If you are interested visit Classes to sign up.
Apart from these evenings of wine and conversation with, maybe, a short passage of Vasari, or Dante we explore Florence and other towns. I lived in Florence for nearly two years after the biblical flood of November 1966. I was Head of Outdoor Restoration for the Uffizi Gallery so I am very familiar with Italian culture.
And, yes we paint. Even beginners bring home something of which they are proud.
More important: the act of painting encourages an observation that changes and deepens our experience.
In 2007 several of us painted an abandoned farmhouse. It was typical of the farmhouses throughout Tuscany in the sixties. In those days these were thriving operations. Large families, oxen and other animals, market gardens, orchards as well as grapes and olives. Now they have mostly been turned into fancy homes. This one remained in its original condition and prompted some interesting conversations with locals. I cite one below:

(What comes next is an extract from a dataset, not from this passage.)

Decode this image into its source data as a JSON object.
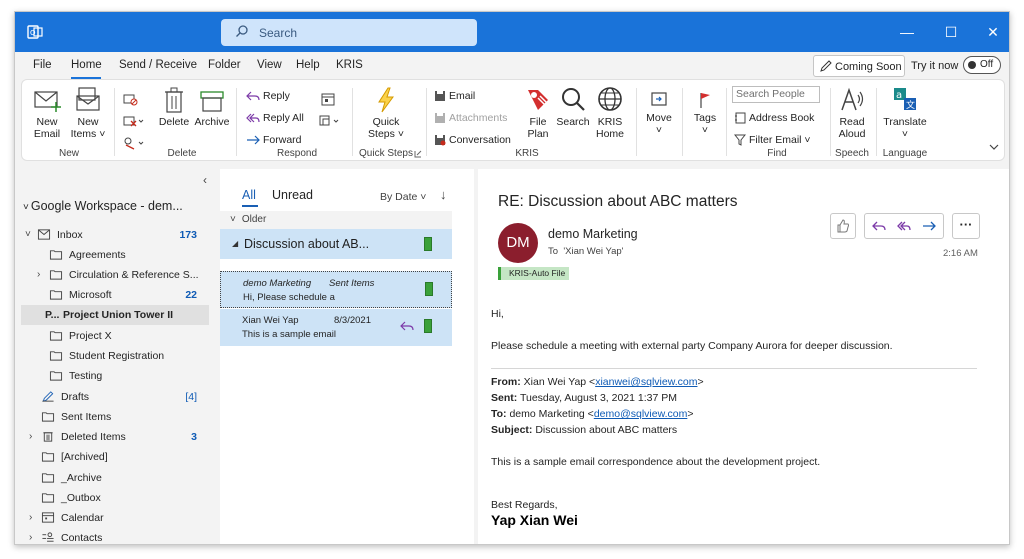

August 30, 2007
Today another visitor stopped on a motorbike called Stefano - a gracious young man.
“Compliments! Especially for your colors that truly reflect reality…If I listen it seems to me that this traditional house tells the story of the generations who lived here. The seasons. The war passed right through here, you know.”

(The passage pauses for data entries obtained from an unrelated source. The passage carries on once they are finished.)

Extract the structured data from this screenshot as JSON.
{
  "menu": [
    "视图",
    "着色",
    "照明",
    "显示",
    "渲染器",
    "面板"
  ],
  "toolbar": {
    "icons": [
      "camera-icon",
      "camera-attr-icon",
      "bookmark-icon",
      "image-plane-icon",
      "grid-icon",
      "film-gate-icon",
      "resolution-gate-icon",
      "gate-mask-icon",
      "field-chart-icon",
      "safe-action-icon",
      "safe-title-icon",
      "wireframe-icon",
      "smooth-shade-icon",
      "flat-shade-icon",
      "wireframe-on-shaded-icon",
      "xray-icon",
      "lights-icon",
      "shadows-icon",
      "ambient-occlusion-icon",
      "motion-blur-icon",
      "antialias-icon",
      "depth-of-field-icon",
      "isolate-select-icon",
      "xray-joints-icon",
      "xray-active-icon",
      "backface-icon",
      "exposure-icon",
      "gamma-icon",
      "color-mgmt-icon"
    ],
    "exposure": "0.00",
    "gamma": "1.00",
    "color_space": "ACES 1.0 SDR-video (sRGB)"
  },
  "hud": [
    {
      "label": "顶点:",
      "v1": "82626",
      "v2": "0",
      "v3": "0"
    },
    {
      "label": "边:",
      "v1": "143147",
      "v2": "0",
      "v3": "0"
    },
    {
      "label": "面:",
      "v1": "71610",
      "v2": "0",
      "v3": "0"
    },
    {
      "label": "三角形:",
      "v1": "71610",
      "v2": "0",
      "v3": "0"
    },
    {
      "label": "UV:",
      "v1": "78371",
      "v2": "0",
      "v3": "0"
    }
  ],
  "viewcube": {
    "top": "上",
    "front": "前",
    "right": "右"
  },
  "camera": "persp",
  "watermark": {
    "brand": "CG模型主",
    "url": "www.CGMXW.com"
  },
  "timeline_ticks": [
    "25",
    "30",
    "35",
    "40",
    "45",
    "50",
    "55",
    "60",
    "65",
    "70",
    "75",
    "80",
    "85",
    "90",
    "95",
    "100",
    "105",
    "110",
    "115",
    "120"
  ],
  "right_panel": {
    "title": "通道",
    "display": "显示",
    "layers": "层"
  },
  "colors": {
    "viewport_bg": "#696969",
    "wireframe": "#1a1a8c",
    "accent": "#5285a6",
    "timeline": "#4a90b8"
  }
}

We talked about the economy that is weak in Italy when he introduced me to a new Tuscan phrase ‘to extend the broth’ (allungare il brodo). Talking about the thirty percent of Americans who cannot pay their debts, he explained that in Italy if a person couldn’t pay:

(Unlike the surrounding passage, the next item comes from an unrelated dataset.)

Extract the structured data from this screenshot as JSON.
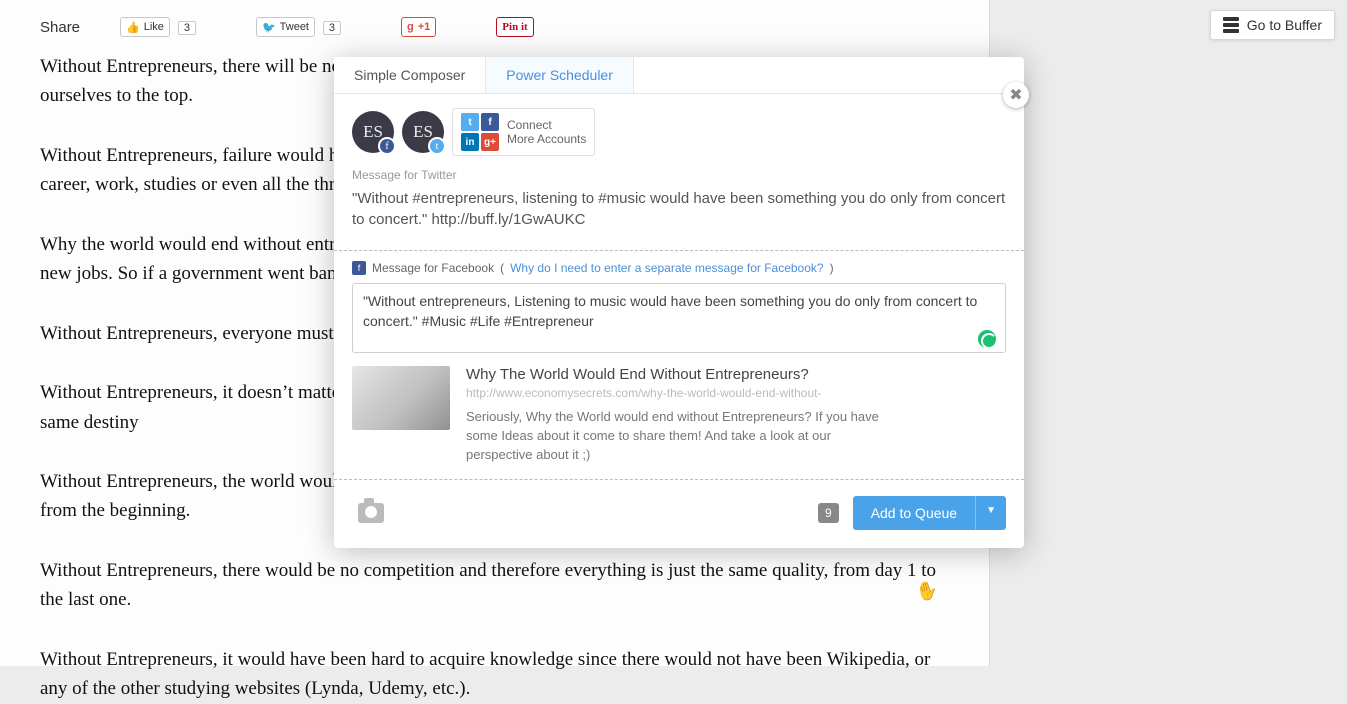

“The creditors take everything and don’t give any further credit. I understand that in the United States, on the other hand, they ‘extend the broth’. But it seems to me that you can only ‘extend the broth’ for so long because in the end it won’t be broth anymore.”
These words of Stefano seem prophetic today.
But before you are bummed out by thoughts of our looming depression and the loss of traditional agriculture in Tuscany consider this other conversation I had in Florence in Piazza Santo Spirito:
August 14, 2007
My friend, Carla, introduced me to an ‘aperitivo’ in the piazza. If someone buys a drink for three or four euros he has the right to take the food, simple but delicious, that is available. Every night there is a crowd of young Florentines here.
Today I met Lucca while I was eating at the ‘aperitivo’ a fascinating Florentine of around forty who talks rapidly accompanying all his words with gestures. He says that the Florentines have lost the greater part of the center of Florence to the tourists and merchants.
“Here in San Frediano there remains a vestige of the spirit of the old city. However, not even here remain many of the artisans of years past. One needs to go to certain neighborhoods in the periphery of the city or even further out to the small towns to find them. In those places there are people and collectives who want to create quality products in a calm environment. They work outside the global market and for this reason they can offer the products at low prices to the community. When the global market collapses, perhaps these groups can take over. I also have faith in the intuition of the youth. They’re great.”
Artisans working outside the global economy, the 'slow food' movement, 'agriturismos' like the one we visit where a new generation can afford to continue farming: all these are indications that Italy, at the grassroots, is turning away from the consumer model that it has pursued, in its infatuation with everything American, since the last world war.
Those of you who have read this far might be interested in viewing my illustrated, bilingual book "Due Mesi in Italia e Istria, Two Months in Italy" online at lulu.com